### Task directions
Every record below must come back exactly as written, with the images dropped.

[Data extracted from a collection]

──────────

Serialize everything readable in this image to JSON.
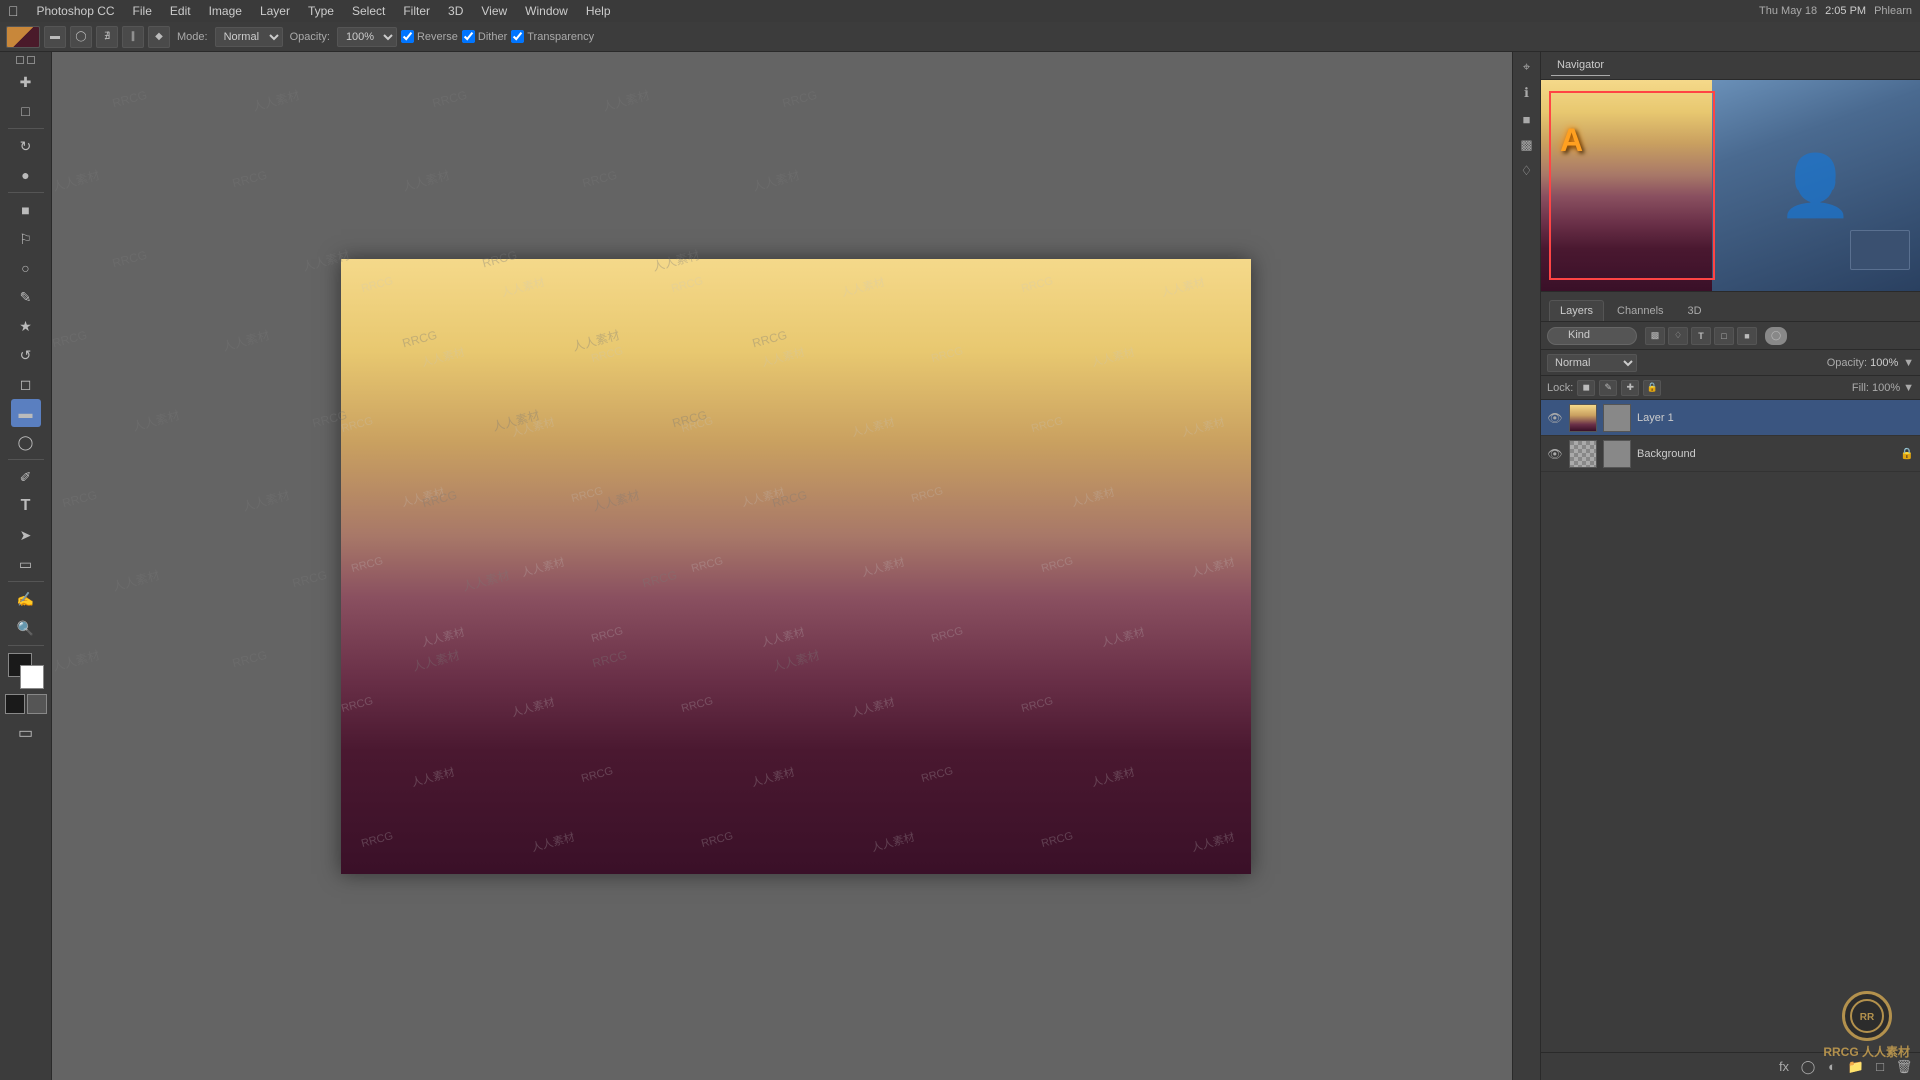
{
  "app": {
    "name": "Photoshop CC",
    "title": "Photoshop CC"
  },
  "menu": {
    "items": [
      "File",
      "Edit",
      "Image",
      "Layer",
      "Type",
      "Select",
      "Filter",
      "3D",
      "View",
      "Window",
      "Help"
    ]
  },
  "toolbar": {
    "mode_label": "Mode:",
    "mode_value": "Normal",
    "opacity_label": "Opacity:",
    "opacity_value": "100%",
    "reverse_label": "Reverse",
    "dither_label": "Dither",
    "transparency_label": "Transparency"
  },
  "navigator": {
    "title": "Navigator"
  },
  "layers_panel": {
    "tabs": [
      "Layers",
      "Channels",
      "3D"
    ],
    "active_tab": "Layers",
    "blend_mode": "Normal",
    "opacity_label": "Opacity:",
    "opacity_value": "100%",
    "fill_label": "Fill:",
    "fill_value": "100%",
    "lock_label": "Lock:",
    "search_placeholder": "Kind",
    "layers": [
      {
        "name": "Layer 1",
        "type": "gradient",
        "visible": true,
        "selected": true,
        "locked": false
      },
      {
        "name": "Background",
        "type": "bg",
        "visible": true,
        "selected": false,
        "locked": true
      }
    ],
    "bottom_actions": [
      "fx",
      "adjustment",
      "group",
      "new",
      "delete"
    ]
  },
  "clock": {
    "time": "2:05 PM",
    "day": "Thu May 18"
  },
  "user": "Phlearn"
}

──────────

### Solved problem
Serialize everything readable in this image to JSON.
{
  "app": {
    "name": "Photoshop CC",
    "title": "Photoshop CC"
  },
  "menu": {
    "items": [
      "File",
      "Edit",
      "Image",
      "Layer",
      "Type",
      "Select",
      "Filter",
      "3D",
      "View",
      "Window",
      "Help"
    ]
  },
  "toolbar": {
    "mode_label": "Mode:",
    "mode_value": "Normal",
    "opacity_label": "Opacity:",
    "opacity_value": "100%",
    "reverse_label": "Reverse",
    "dither_label": "Dither",
    "transparency_label": "Transparency"
  },
  "navigator": {
    "title": "Navigator"
  },
  "layers_panel": {
    "tabs": [
      "Layers",
      "Channels",
      "3D"
    ],
    "active_tab": "Layers",
    "blend_mode": "Normal",
    "opacity_label": "Opacity:",
    "opacity_value": "100%",
    "fill_label": "Fill:",
    "fill_value": "100%",
    "lock_label": "Lock:",
    "search_placeholder": "Kind",
    "layers": [
      {
        "name": "Layer 1",
        "type": "gradient",
        "visible": true,
        "selected": true,
        "locked": false
      },
      {
        "name": "Background",
        "type": "bg",
        "visible": true,
        "selected": false,
        "locked": true
      }
    ],
    "bottom_actions": [
      "fx",
      "adjustment",
      "group",
      "new",
      "delete"
    ]
  },
  "clock": {
    "time": "2:05 PM",
    "day": "Thu May 18"
  },
  "user": "Phlearn"
}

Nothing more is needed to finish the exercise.